### Action item
Would you show every line from the records that holds "Tuning"?

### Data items
_ _ _ _ _ _ _
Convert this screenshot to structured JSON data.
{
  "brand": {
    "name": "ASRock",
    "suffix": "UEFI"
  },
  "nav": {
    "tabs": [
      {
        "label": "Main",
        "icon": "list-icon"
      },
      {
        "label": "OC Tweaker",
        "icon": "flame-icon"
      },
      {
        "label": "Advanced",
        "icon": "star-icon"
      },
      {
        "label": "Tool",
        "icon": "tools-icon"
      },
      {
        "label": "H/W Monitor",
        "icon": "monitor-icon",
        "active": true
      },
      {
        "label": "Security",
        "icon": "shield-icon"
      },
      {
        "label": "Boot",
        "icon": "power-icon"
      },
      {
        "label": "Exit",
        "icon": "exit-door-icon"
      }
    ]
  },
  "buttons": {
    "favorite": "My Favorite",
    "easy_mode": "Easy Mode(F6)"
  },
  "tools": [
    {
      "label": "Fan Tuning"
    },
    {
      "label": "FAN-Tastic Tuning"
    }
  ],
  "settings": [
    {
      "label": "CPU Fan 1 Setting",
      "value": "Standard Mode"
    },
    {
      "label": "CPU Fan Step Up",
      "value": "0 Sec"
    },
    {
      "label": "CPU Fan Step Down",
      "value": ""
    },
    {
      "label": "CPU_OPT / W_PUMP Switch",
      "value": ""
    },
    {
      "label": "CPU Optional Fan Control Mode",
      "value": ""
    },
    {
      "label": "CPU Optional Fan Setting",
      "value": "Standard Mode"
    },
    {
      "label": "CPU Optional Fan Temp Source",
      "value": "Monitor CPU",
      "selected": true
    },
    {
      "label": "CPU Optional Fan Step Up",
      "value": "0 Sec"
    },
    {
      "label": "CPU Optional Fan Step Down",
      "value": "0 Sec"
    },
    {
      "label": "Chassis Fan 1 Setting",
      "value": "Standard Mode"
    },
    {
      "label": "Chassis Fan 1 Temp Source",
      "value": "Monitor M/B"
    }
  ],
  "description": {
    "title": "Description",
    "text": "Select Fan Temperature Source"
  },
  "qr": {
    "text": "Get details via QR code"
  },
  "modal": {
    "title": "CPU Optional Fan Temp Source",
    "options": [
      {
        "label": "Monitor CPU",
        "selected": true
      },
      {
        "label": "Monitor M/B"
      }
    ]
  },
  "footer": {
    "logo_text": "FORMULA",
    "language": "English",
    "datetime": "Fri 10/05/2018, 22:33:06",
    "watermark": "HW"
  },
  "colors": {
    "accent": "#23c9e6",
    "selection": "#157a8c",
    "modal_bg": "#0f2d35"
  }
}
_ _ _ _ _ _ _
### Result of the exercise
      "label": "Fan Tuning"
      "label": "FAN-Tastic Tuning"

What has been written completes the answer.